Gagné hoped for quick approval, but in November the DEC told him that the increase would be handled not as a modification to his existing permit but instead as a new application that would require a more cumbersome process, including a public-comment period. On December 29, the DEC informed the project's overseers that their application for more fill was still incomplete.
"I can't guarantee I'm going to open in '07 unless everything falls into place," Gagné says by cell phone on his way to a meeting with investors a few days after we toured the site. "I need my permit from DEC to do the grading activity I've requested."
After Gagné makes that statement, he quickly rethinks it. He does not want to make his investors or any of the politicians and bureaucrats with a stake in the project more nervous about the delays than they already are. "Whether we get the fill or not, opening day is '07. It won't make any difference except we'll end up with a lesser project."
This is crunch time for what has swollen into one of the most audacious and ambitious public-works projects in New York City's modern history. Gagné is building a Jack Nicklaus-designed, Scottish-links-style golf course with a driving range and grand banquet halls five miles from Times Square on an old methane-exuding garbage dump first created by the controversial public-works czar Robert Moses.
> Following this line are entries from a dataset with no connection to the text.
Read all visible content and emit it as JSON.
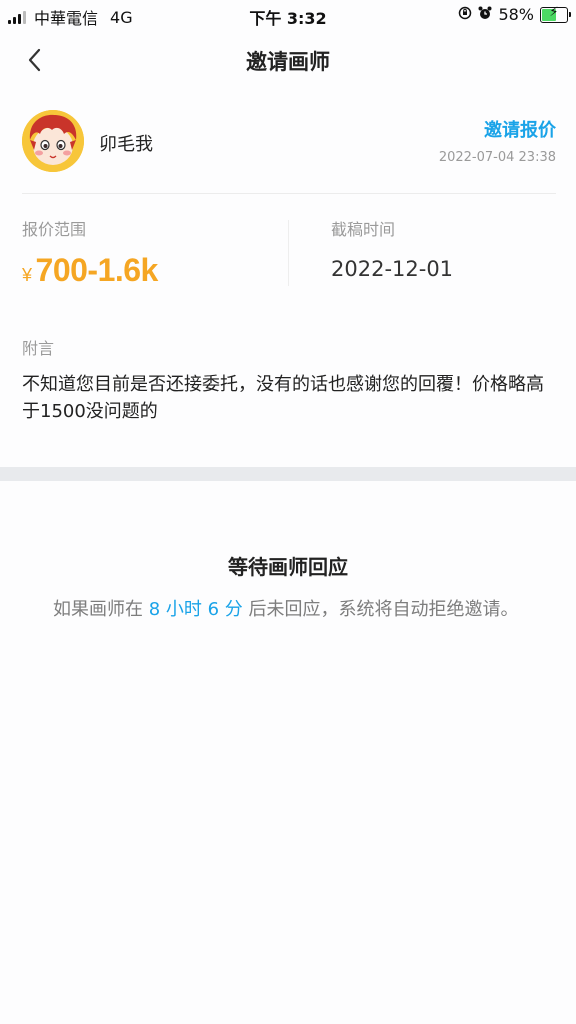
{
  "status_bar": {
    "carrier": "中華電信",
    "network": "4G",
    "time": "下午 3:32",
    "battery": "58%",
    "battery_level": 0.58
  },
  "navbar": {
    "back_icon": "chevron-left-icon",
    "title": "邀请画师"
  },
  "user": {
    "name": "卯毛我",
    "action_label": "邀请报价",
    "timestamp": "2022-07-04 23:38"
  },
  "quote": {
    "price_label": "报价范围",
    "currency": "¥",
    "price": "700-1.6k",
    "deadline_label": "截稿时间",
    "deadline": "2022-12-01"
  },
  "note": {
    "label": "附言",
    "text": "不知道您目前是否还接委托，没有的话也感谢您的回覆！价格略高于1500没问题的"
  },
  "waiting": {
    "title": "等待画师回应",
    "text_before": "如果画师在 ",
    "countdown": "8 小时 6 分",
    "text_after": " 后未回应，系统将自动拒绝邀请。"
  },
  "colors": {
    "accent": "#1aa3e8",
    "price": "#f5a623",
    "separator": "#e8eaed"
  }
}
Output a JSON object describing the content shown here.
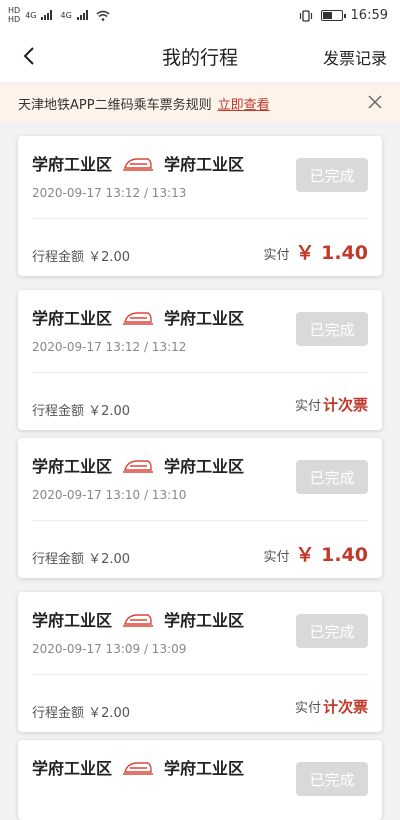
{
  "status_bar": {
    "left_tag_1": "HD",
    "left_tag_2": "HD",
    "net_1": "4G",
    "net_2": "4G",
    "time": "16:59"
  },
  "header": {
    "title": "我的行程",
    "invoice_label": "发票记录"
  },
  "notice": {
    "text": "天津地铁APP二维码乘车票务规则",
    "link": "立即查看"
  },
  "trips": [
    {
      "from": "学府工业区",
      "to": "学府工业区",
      "datetime": "2020-09-17 13:12 / 13:13",
      "status": "已完成",
      "fare_label": "行程金额 ￥2.00",
      "paid_label": "实付",
      "paid_value": "￥ 1.40"
    },
    {
      "from": "学府工业区",
      "to": "学府工业区",
      "datetime": "2020-09-17 13:12 / 13:12",
      "status": "已完成",
      "fare_label": "行程金额 ￥2.00",
      "paid_label": "实付",
      "paid_value": "计次票"
    },
    {
      "from": "学府工业区",
      "to": "学府工业区",
      "datetime": "2020-09-17 13:10 / 13:10",
      "status": "已完成",
      "fare_label": "行程金额 ￥2.00",
      "paid_label": "实付",
      "paid_value": "￥ 1.40"
    },
    {
      "from": "学府工业区",
      "to": "学府工业区",
      "datetime": "2020-09-17 13:09 / 13:09",
      "status": "已完成",
      "fare_label": "行程金额 ￥2.00",
      "paid_label": "实付",
      "paid_value": "计次票"
    },
    {
      "from": "学府工业区",
      "to": "学府工业区",
      "status": "已完成"
    }
  ],
  "colors": {
    "accent": "#c0392b",
    "status_button": "#d9d9d9",
    "notice_bg": "#fdf3ea"
  }
}
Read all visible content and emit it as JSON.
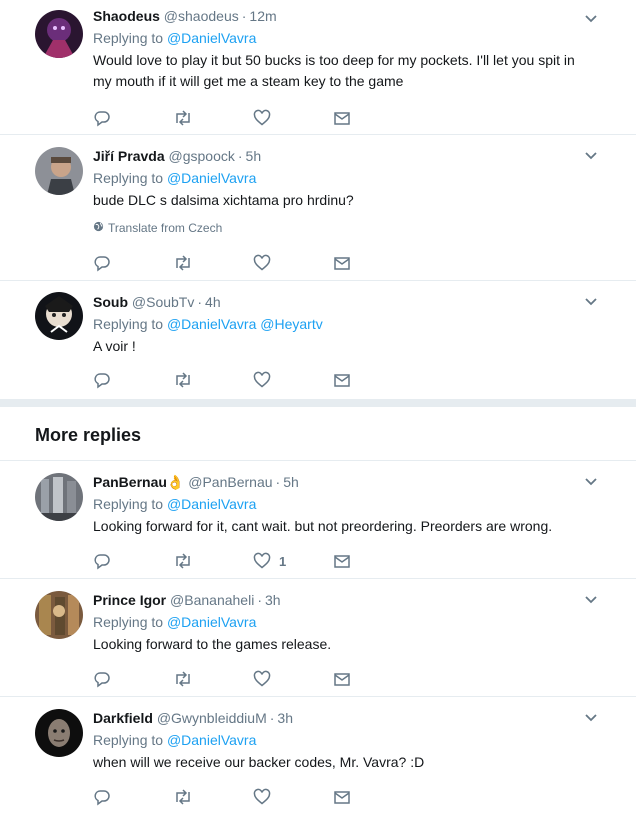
{
  "tweets_top": [
    {
      "name": "Shaodeus",
      "handle": "@shaodeus",
      "time": "12m",
      "replying_prefix": "Replying to",
      "mentions": [
        "@DanielVavra"
      ],
      "text": "Would love to play it but 50 bucks is too deep for my pockets. I'll let you spit in my mouth if it will get me a steam key to the game",
      "like_count": "",
      "translate": ""
    },
    {
      "name": "Jiří Pravda",
      "handle": "@gspoock",
      "time": "5h",
      "replying_prefix": "Replying to",
      "mentions": [
        "@DanielVavra"
      ],
      "text": "bude DLC s dalsima xichtama pro hrdinu?",
      "like_count": "",
      "translate": "Translate from Czech"
    },
    {
      "name": "Soub",
      "handle": "@SoubTv",
      "time": "4h",
      "replying_prefix": "Replying to",
      "mentions": [
        "@DanielVavra",
        "@Heyartv"
      ],
      "text": "A voir !",
      "like_count": "",
      "translate": ""
    }
  ],
  "more_replies_title": "More replies",
  "tweets_more": [
    {
      "name": "PanBernau",
      "name_emoji": "👌",
      "handle": "@PanBernau",
      "time": "5h",
      "replying_prefix": "Replying to",
      "mentions": [
        "@DanielVavra"
      ],
      "text": "Looking forward for it, cant wait. but not preordering. Preorders are wrong.",
      "like_count": "1"
    },
    {
      "name": "Prince Igor",
      "handle": "@Bananaheli",
      "time": "3h",
      "replying_prefix": "Replying to",
      "mentions": [
        "@DanielVavra"
      ],
      "text": "Looking forward to the games release.",
      "like_count": ""
    },
    {
      "name": "Darkfield",
      "handle": "@GwynbleiddiuM",
      "time": "3h",
      "replying_prefix": "Replying to",
      "mentions": [
        "@DanielVavra"
      ],
      "text": "when will we receive our backer codes, Mr. Vavra? :D",
      "like_count": ""
    }
  ],
  "icons": {
    "reply": "reply-icon",
    "retweet": "retweet-icon",
    "like": "heart-icon",
    "dm": "envelope-icon",
    "caret": "chevron-down-icon",
    "globe": "globe-icon"
  },
  "colors": {
    "link": "#1da1f2",
    "muted": "#657786",
    "border": "#e6ecf0",
    "text": "#14171a"
  }
}
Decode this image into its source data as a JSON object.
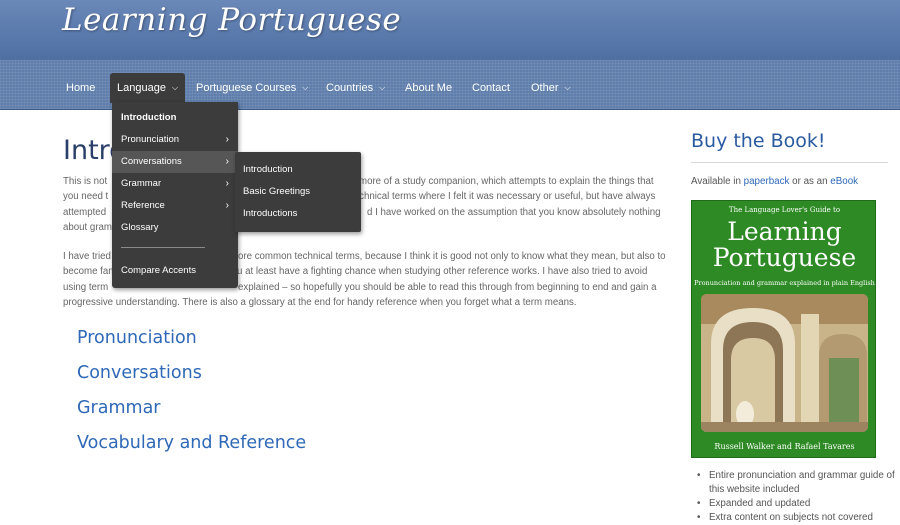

photo: Cary Conover
Under its contract with the city, won in 1998 and signed in 2000, Ferry Point Partners will run the course for 35 years, paying the city a minimum of $1.25 million annually. After that time, the city takes full ownership. Whether the course ever opens and what it finally looks likeworld-beater or ho-hummay show if this town, rife with powerful and noisy constituencies who fight over everything, is still capable of allowing such audacity to happen.
Not that the noisy constituencies don't have some important concerns, ranging from environmental issues to questions of economic justice.
By contract, the city is responsible for dealing with environmental cleanup on the site and has already spent more than $6 million. Of that, about $1 million went to the law firm of Carter Ledyard & Milburn for defeating lawsuits filed by the New York City Environmental Justice Alliance that demanded a full environmental review. Gagné says about $2 million has gone to Gannett Fleming Inc., the company that conducts DEC-mandated monitoring on the incoming truckloads of fill.
photo: Cary Conover
About $1 million has gone to TRC Companies, which files DEC-mandated reports every two weeks showing how much methane is being pushed out from the old dump by the weight of the fill and into monitoring wells along the periphery. (The good news is that for the most part, there is less methane being pushed out now than there was when monitoring began three years ago.)
Gagné figures that taxpayers will have to cough up at least twice what the city's already spent before the first paying customer whacks a ball. But if the course opens and the city receives only the minimum rent guaranteed it, the project could within 10 years recoup the $12 million.